Data for review:
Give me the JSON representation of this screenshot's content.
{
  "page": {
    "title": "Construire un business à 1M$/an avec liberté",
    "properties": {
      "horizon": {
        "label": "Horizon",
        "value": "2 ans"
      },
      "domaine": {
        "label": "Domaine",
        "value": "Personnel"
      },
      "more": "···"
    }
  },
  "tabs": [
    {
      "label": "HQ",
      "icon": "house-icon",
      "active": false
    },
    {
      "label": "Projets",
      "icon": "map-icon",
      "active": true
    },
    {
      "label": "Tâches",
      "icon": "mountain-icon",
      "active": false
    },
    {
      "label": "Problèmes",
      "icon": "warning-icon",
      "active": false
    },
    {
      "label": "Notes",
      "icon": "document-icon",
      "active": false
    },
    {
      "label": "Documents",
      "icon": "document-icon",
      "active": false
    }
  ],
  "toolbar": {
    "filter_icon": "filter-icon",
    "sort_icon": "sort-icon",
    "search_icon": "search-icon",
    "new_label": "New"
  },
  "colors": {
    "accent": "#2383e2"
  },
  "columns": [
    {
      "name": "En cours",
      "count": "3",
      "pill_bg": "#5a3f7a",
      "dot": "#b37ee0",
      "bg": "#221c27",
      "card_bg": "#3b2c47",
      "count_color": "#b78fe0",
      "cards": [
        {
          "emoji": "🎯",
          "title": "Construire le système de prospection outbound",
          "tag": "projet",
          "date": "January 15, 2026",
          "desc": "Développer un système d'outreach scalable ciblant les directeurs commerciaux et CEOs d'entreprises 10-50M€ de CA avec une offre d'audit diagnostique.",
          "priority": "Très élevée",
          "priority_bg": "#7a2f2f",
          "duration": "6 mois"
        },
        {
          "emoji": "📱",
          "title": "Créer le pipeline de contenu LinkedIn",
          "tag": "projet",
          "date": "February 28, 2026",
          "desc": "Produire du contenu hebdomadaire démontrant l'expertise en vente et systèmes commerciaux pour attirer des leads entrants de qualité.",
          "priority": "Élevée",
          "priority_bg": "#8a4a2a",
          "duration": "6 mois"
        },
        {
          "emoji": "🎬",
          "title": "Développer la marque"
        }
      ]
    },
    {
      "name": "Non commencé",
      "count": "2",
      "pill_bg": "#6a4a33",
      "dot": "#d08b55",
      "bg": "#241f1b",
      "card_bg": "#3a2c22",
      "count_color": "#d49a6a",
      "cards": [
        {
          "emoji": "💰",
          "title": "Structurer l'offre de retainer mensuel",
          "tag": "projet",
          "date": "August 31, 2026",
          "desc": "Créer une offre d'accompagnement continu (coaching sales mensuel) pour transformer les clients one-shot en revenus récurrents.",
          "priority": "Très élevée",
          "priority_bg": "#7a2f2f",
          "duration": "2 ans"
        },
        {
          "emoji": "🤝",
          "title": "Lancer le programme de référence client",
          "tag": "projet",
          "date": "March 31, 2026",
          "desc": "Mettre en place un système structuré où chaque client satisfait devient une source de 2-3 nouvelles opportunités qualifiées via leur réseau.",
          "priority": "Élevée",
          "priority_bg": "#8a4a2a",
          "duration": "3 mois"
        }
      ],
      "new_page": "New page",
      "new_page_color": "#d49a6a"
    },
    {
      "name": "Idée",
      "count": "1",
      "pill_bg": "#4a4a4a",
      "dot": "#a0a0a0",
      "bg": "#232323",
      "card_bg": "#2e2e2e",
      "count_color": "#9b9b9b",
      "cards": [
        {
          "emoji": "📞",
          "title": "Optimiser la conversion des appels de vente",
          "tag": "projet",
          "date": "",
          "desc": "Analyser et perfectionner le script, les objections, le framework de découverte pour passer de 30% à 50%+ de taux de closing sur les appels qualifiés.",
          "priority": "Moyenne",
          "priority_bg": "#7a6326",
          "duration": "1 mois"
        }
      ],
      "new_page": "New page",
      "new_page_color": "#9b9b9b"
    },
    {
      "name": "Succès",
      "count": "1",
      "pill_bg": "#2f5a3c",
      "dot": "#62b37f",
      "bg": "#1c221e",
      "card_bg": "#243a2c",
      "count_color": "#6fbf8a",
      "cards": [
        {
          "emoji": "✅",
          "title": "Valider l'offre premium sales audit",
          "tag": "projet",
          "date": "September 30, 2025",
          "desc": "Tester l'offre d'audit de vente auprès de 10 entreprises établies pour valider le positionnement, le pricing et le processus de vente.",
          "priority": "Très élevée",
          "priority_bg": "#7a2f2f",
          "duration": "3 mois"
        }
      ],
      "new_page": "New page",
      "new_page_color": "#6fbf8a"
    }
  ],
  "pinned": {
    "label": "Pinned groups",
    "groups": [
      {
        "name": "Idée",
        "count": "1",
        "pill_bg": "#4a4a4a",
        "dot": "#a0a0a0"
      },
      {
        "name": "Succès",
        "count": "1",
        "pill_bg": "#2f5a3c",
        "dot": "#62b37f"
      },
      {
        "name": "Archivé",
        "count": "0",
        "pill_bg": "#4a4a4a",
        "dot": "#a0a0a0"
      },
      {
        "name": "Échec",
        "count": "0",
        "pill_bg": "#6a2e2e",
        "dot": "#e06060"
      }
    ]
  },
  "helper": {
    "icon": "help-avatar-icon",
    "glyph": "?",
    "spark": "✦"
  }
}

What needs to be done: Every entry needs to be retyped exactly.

Answer to the problem:
Give me the JSON representation of this screenshot's content.
{
  "page": {
    "title": "Construire un business à 1M$/an avec liberté",
    "properties": {
      "horizon": {
        "label": "Horizon",
        "value": "2 ans"
      },
      "domaine": {
        "label": "Domaine",
        "value": "Personnel"
      },
      "more": "···"
    }
  },
  "tabs": [
    {
      "label": "HQ",
      "icon": "house-icon",
      "active": false
    },
    {
      "label": "Projets",
      "icon": "map-icon",
      "active": true
    },
    {
      "label": "Tâches",
      "icon": "mountain-icon",
      "active": false
    },
    {
      "label": "Problèmes",
      "icon": "warning-icon",
      "active": false
    },
    {
      "label": "Notes",
      "icon": "document-icon",
      "active": false
    },
    {
      "label": "Documents",
      "icon": "document-icon",
      "active": false
    }
  ],
  "toolbar": {
    "filter_icon": "filter-icon",
    "sort_icon": "sort-icon",
    "search_icon": "search-icon",
    "new_label": "New"
  },
  "colors": {
    "accent": "#2383e2"
  },
  "columns": [
    {
      "name": "En cours",
      "count": "3",
      "pill_bg": "#5a3f7a",
      "dot": "#b37ee0",
      "bg": "#221c27",
      "card_bg": "#3b2c47",
      "count_color": "#b78fe0",
      "cards": [
        {
          "emoji": "🎯",
          "title": "Construire le système de prospection outbound",
          "tag": "projet",
          "date": "January 15, 2026",
          "desc": "Développer un système d'outreach scalable ciblant les directeurs commerciaux et CEOs d'entreprises 10-50M€ de CA avec une offre d'audit diagnostique.",
          "priority": "Très élevée",
          "priority_bg": "#7a2f2f",
          "duration": "6 mois"
        },
        {
          "emoji": "📱",
          "title": "Créer le pipeline de contenu LinkedIn",
          "tag": "projet",
          "date": "February 28, 2026",
          "desc": "Produire du contenu hebdomadaire démontrant l'expertise en vente et systèmes commerciaux pour attirer des leads entrants de qualité.",
          "priority": "Élevée",
          "priority_bg": "#8a4a2a",
          "duration": "6 mois"
        },
        {
          "emoji": "🎬",
          "title": "Développer la marque"
        }
      ]
    },
    {
      "name": "Non commencé",
      "count": "2",
      "pill_bg": "#6a4a33",
      "dot": "#d08b55",
      "bg": "#241f1b",
      "card_bg": "#3a2c22",
      "count_color": "#d49a6a",
      "cards": [
        {
          "emoji": "💰",
          "title": "Structurer l'offre de retainer mensuel",
          "tag": "projet",
          "date": "August 31, 2026",
          "desc": "Créer une offre d'accompagnement continu (coaching sales mensuel) pour transformer les clients one-shot en revenus récurrents.",
          "priority": "Très élevée",
          "priority_bg": "#7a2f2f",
          "duration": "2 ans"
        },
        {
          "emoji": "🤝",
          "title": "Lancer le programme de référence client",
          "tag": "projet",
          "date": "March 31, 2026",
          "desc": "Mettre en place un système structuré où chaque client satisfait devient une source de 2-3 nouvelles opportunités qualifiées via leur réseau.",
          "priority": "Élevée",
          "priority_bg": "#8a4a2a",
          "duration": "3 mois"
        }
      ],
      "new_page": "New page",
      "new_page_color": "#d49a6a"
    },
    {
      "name": "Idée",
      "count": "1",
      "pill_bg": "#4a4a4a",
      "dot": "#a0a0a0",
      "bg": "#232323",
      "card_bg": "#2e2e2e",
      "count_color": "#9b9b9b",
      "cards": [
        {
          "emoji": "📞",
          "title": "Optimiser la conversion des appels de vente",
          "tag": "projet",
          "date": "",
          "desc": "Analyser et perfectionner le script, les objections, le framework de découverte pour passer de 30% à 50%+ de taux de closing sur les appels qualifiés.",
          "priority": "Moyenne",
          "priority_bg": "#7a6326",
          "duration": "1 mois"
        }
      ],
      "new_page": "New page",
      "new_page_color": "#9b9b9b"
    },
    {
      "name": "Succès",
      "count": "1",
      "pill_bg": "#2f5a3c",
      "dot": "#62b37f",
      "bg": "#1c221e",
      "card_bg": "#243a2c",
      "count_color": "#6fbf8a",
      "cards": [
        {
          "emoji": "✅",
          "title": "Valider l'offre premium sales audit",
          "tag": "projet",
          "date": "September 30, 2025",
          "desc": "Tester l'offre d'audit de vente auprès de 10 entreprises établies pour valider le positionnement, le pricing et le processus de vente.",
          "priority": "Très élevée",
          "priority_bg": "#7a2f2f",
          "duration": "3 mois"
        }
      ],
      "new_page": "New page",
      "new_page_color": "#6fbf8a"
    }
  ],
  "pinned": {
    "label": "Pinned groups",
    "groups": [
      {
        "name": "Idée",
        "count": "1",
        "pill_bg": "#4a4a4a",
        "dot": "#a0a0a0"
      },
      {
        "name": "Succès",
        "count": "1",
        "pill_bg": "#2f5a3c",
        "dot": "#62b37f"
      },
      {
        "name": "Archivé",
        "count": "0",
        "pill_bg": "#4a4a4a",
        "dot": "#a0a0a0"
      },
      {
        "name": "Échec",
        "count": "0",
        "pill_bg": "#6a2e2e",
        "dot": "#e06060"
      }
    ]
  },
  "helper": {
    "icon": "help-avatar-icon",
    "glyph": "?",
    "spark": "✦"
  }
}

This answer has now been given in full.